After my last half-marathon in October, I told myself I would continue with semi-long runs on the weekends ranging from 10-15km. That way, when I wanted to train for my next race I would be ready! Well…that didn’t happen. I started my New Rules of Lifting for Women program and my running sort of dwindled down to a maximum of 5 km runs. So now that I’ve restarted my half-marathon training for my upcoming race on March 22, I am finding myself struggling to get back to those longer runs.
My goal finish for the half-marathon is 2:15. A typical long run pace for me is around 11 minutes per mile which would put me at a finish time of roughly 2:25. I ran my first, and fastest, half marathon in 2:24. During my training last summer, I constantly wondered, how did I run that first half marathon at such a fast pace. (Fast being a relative term, I know I’m not fast, but fast for me). I felt like I was going to die during that race and I took multiple walk breaks. At the time of that race, I had no idea about pacing. I didn’t even wear a watch, I was just completely winging it! Then suddenly, I had an AHA moment!
Unintentionally, during my first race, I was using a run-walk method. The Run-Walk Method was invented by Jeff Galloway. The method is very simple – you run for a while, walk for a while and repeat.
The idea is that you can reduce fatigue, conserve your resources and recover faster. Therefore, you will actually run faster than if you ran the entire time. Jeff’s website states that you can speed up an average of 7 minutes during a half-marathon with run-walk vs running the whole time.
That all sounds great but there’s one problem. Stigma. There’s a stigma around walking when you’re a runner. Walking can be seen as failing. I know that’s the way I view myself when I take walk breaks. But I’m going to work on putting that mentality aside. Walking is not failing.

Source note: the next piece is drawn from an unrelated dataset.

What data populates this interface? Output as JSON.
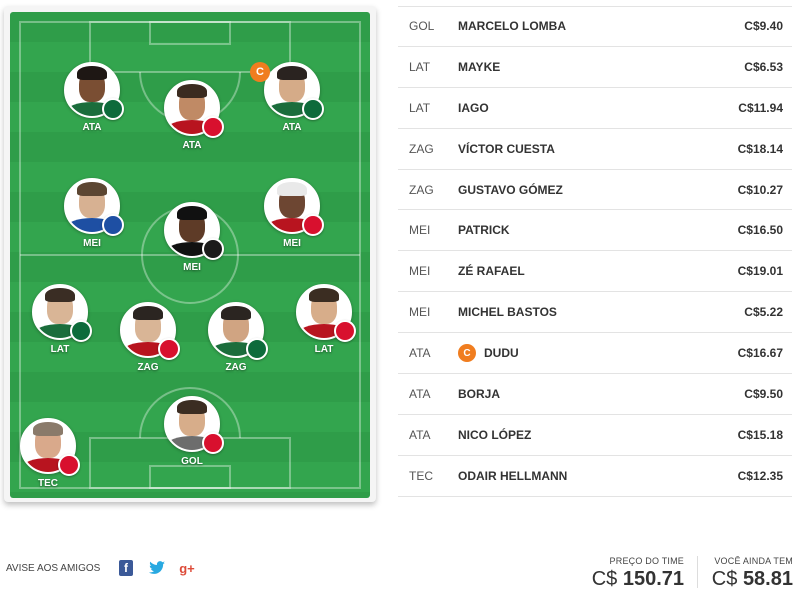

Jeff Galloways’ website is great at helping you figure out exactly what pace you should run at and what run/walk pattern is best for you. The first thing you need to do is complete a “Magic Mile”. This is basically a test of your current running pace. What do you do?
- Complete a 1 mile slow run warm up
- Do a few acceleration gliders (slowly increase pace then slowly decrease pace)
- Run 1 mile about as hard as possible (time this mile as your “magic mile”)
- Walk 5 minutes then slow jog for the rest of your run
Today, I completed my magic mile. I did it in 8:30. (told you I wasn’t fast)
Once you know your magic mile time you can use a few formulas (or let the website do it for you) to figure out your pace times:
For your 5km pace time add 33 seconds to your magic mile time (8:33 min/mile)
For 10km pace time multiply your magic mile time by 1.15 (9:46 min/mile)
For Half-Marathon pace time multiple your magic mile time by 1.2 (10:12 min/mile)
For Marathon pace time multiply your magic mile time by 1.3 (11:03 min/mile)
Then based on your minute/mile time you can use this chart to determine your run/walk ratio:
Walk Break Ratios
|8 min/mile||Run 4 min/walk 35 sec|
|9 min/mile||Run 4 min/walk 1 min|
|10 min/mile||Run 3 min/walk 1 min|
|11 min/mile||Run 2 min/walk 30 sec|
|12 min/mile||Run 2 min/walk 1 min|
|13 min/mile||Run 1 min/walk 1 min|
|14 min/mile||Run 30 sec/walk 30 sec|
|15 min/mile||Run 30 sec/walk 45 sec|
Based on this, during my long runs I would be running 3 minutes/walking 1 minute. When I see that, I can’t help but think that’s a lot of walking. But hey, Jeff Galloway has helped millions of runners achieve their goals. I think it’s at least worth a try. (Although, I think I am going to do run 4 min/walk 1 min). If I don’t end up liking it, I can always go back to my previous system – which consisted of running until I couldn’t run any longer, walking and breathing heavily, feeling defeated that I had to stop and then forcing myself to start running again. As I type that out, I realize this run/walk thing might work after all.
Have you ever tried using the run/walk method?